Make an exact copy of the records below. Include every line.

#####

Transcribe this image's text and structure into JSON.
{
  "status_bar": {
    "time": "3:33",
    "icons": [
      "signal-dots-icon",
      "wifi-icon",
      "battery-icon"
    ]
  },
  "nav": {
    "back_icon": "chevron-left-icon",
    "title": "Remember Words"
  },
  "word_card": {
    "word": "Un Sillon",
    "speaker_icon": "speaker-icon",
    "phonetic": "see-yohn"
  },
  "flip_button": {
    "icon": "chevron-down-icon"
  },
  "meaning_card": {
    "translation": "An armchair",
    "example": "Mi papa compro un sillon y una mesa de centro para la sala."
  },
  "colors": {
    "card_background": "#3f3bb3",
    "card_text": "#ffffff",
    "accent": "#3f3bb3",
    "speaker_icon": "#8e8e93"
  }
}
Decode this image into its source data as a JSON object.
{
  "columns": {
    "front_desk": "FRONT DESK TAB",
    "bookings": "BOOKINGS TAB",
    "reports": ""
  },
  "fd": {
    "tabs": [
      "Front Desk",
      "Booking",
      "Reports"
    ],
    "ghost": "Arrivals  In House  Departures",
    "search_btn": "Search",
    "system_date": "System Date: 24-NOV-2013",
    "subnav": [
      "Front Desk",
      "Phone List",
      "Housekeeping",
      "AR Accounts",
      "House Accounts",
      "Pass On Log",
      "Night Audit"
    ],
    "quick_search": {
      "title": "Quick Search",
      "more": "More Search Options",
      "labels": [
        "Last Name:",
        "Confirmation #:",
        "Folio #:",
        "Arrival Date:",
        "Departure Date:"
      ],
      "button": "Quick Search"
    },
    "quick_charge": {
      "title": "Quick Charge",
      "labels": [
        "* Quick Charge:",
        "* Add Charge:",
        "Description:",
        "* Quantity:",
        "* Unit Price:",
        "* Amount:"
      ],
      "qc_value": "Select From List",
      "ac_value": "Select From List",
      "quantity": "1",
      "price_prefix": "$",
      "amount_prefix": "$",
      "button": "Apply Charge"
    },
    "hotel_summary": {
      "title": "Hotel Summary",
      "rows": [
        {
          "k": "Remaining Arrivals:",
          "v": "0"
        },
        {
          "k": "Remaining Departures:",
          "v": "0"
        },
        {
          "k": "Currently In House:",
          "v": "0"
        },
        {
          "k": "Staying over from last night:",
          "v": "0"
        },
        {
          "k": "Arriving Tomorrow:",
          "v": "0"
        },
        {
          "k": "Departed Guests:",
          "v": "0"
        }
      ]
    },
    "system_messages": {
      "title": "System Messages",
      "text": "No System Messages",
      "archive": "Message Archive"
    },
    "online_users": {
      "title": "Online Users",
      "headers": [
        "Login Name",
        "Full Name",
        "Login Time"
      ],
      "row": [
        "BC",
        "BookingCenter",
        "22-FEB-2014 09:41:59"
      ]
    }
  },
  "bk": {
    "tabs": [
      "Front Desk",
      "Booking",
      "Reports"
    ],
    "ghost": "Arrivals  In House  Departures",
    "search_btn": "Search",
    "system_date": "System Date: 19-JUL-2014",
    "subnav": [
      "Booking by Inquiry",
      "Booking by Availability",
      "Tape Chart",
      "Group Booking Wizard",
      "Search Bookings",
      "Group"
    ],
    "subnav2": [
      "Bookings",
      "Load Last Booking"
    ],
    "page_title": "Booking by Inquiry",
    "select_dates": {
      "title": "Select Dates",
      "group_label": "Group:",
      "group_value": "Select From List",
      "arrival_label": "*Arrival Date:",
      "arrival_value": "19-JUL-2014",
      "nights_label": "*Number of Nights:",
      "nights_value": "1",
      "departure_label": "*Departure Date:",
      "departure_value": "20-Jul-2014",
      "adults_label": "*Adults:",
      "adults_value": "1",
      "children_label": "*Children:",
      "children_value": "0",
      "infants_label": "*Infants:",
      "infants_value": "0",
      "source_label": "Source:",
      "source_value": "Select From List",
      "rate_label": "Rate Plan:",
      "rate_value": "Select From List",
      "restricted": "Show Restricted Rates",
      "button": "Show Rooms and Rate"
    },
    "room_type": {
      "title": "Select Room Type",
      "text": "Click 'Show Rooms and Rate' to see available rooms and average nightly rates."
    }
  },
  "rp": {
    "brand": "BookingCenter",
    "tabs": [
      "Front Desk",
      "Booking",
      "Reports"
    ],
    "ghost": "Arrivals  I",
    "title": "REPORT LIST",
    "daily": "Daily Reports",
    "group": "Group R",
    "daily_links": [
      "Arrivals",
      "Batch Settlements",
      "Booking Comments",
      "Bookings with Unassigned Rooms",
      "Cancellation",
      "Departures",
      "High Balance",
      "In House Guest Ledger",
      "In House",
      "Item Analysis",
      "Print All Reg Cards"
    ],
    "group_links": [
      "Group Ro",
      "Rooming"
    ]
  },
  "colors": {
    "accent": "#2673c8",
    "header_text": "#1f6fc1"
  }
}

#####

### Answer to this exercise
Transcribe this image's text and structure into JSON.
{
  "status_bar": {
    "time": "3:33",
    "icons": [
      "signal-dots-icon",
      "wifi-icon",
      "battery-icon"
    ]
  },
  "nav": {
    "back_icon": "chevron-left-icon",
    "title": "Remember Words"
  },
  "word_card": {
    "word": "Un Sillon",
    "speaker_icon": "speaker-icon",
    "phonetic": "see-yohn"
  },
  "flip_button": {
    "icon": "chevron-down-icon"
  },
  "meaning_card": {
    "translation": "An armchair",
    "example": "Mi papa compro un sillon y una mesa de centro para la sala."
  },
  "colors": {
    "card_background": "#3f3bb3",
    "card_text": "#ffffff",
    "accent": "#3f3bb3",
    "speaker_icon": "#8e8e93"
  }
}
Decode this image into its source data as a JSON object.
{
  "columns": {
    "front_desk": "FRONT DESK TAB",
    "bookings": "BOOKINGS TAB",
    "reports": ""
  },
  "fd": {
    "tabs": [
      "Front Desk",
      "Booking",
      "Reports"
    ],
    "ghost": "Arrivals  In House  Departures",
    "search_btn": "Search",
    "system_date": "System Date: 24-NOV-2013",
    "subnav": [
      "Front Desk",
      "Phone List",
      "Housekeeping",
      "AR Accounts",
      "House Accounts",
      "Pass On Log",
      "Night Audit"
    ],
    "quick_search": {
      "title": "Quick Search",
      "more": "More Search Options",
      "labels": [
        "Last Name:",
        "Confirmation #:",
        "Folio #:",
        "Arrival Date:",
        "Departure Date:"
      ],
      "button": "Quick Search"
    },
    "quick_charge": {
      "title": "Quick Charge",
      "labels": [
        "* Quick Charge:",
        "* Add Charge:",
        "Description:",
        "* Quantity:",
        "* Unit Price:",
        "* Amount:"
      ],
      "qc_value": "Select From List",
      "ac_value": "Select From List",
      "quantity": "1",
      "price_prefix": "$",
      "amount_prefix": "$",
      "button": "Apply Charge"
    },
    "hotel_summary": {
      "title": "Hotel Summary",
      "rows": [
        {
          "k": "Remaining Arrivals:",
          "v": "0"
        },
        {
          "k": "Remaining Departures:",
          "v": "0"
        },
        {
          "k": "Currently In House:",
          "v": "0"
        },
        {
          "k": "Staying over from last night:",
          "v": "0"
        },
        {
          "k": "Arriving Tomorrow:",
          "v": "0"
        },
        {
          "k": "Departed Guests:",
          "v": "0"
        }
      ]
    },
    "system_messages": {
      "title": "System Messages",
      "text": "No System Messages",
      "archive": "Message Archive"
    },
    "online_users": {
      "title": "Online Users",
      "headers": [
        "Login Name",
        "Full Name",
        "Login Time"
      ],
      "row": [
        "BC",
        "BookingCenter",
        "22-FEB-2014 09:41:59"
      ]
    }
  },
  "bk": {
    "tabs": [
      "Front Desk",
      "Booking",
      "Reports"
    ],
    "ghost": "Arrivals  In House  Departures",
    "search_btn": "Search",
    "system_date": "System Date: 19-JUL-2014",
    "subnav": [
      "Booking by Inquiry",
      "Booking by Availability",
      "Tape Chart",
      "Group Booking Wizard",
      "Search Bookings",
      "Group"
    ],
    "subnav2": [
      "Bookings",
      "Load Last Booking"
    ],
    "page_title": "Booking by Inquiry",
    "select_dates": {
      "title": "Select Dates",
      "group_label": "Group:",
      "group_value": "Select From List",
      "arrival_label": "*Arrival Date:",
      "arrival_value": "19-JUL-2014",
      "nights_label": "*Number of Nights:",
      "nights_value": "1",
      "departure_label": "*Departure Date:",
      "departure_value": "20-Jul-2014",
      "adults_label": "*Adults:",
      "adults_value": "1",
      "children_label": "*Children:",
      "children_value": "0",
      "infants_label": "*Infants:",
      "infants_value": "0",
      "source_label": "Source:",
      "source_value": "Select From List",
      "rate_label": "Rate Plan:",
      "rate_value": "Select From List",
      "restricted": "Show Restricted Rates",
      "button": "Show Rooms and Rate"
    },
    "room_type": {
      "title": "Select Room Type",
      "text": "Click 'Show Rooms and Rate' to see available rooms and average nightly rates."
    }
  },
  "rp": {
    "brand": "BookingCenter",
    "tabs": [
      "Front Desk",
      "Booking",
      "Reports"
    ],
    "ghost": "Arrivals  I",
    "title": "REPORT LIST",
    "daily": "Daily Reports",
    "group": "Group R",
    "daily_links": [
      "Arrivals",
      "Batch Settlements",
      "Booking Comments",
      "Bookings with Unassigned Rooms",
      "Cancellation",
      "Departures",
      "High Balance",
      "In House Guest Ledger",
      "In House",
      "Item Analysis",
      "Print All Reg Cards"
    ],
    "group_links": [
      "Group Ro",
      "Rooming"
    ]
  },
  "colors": {
    "accent": "#2673c8",
    "header_text": "#1f6fc1"
  }
}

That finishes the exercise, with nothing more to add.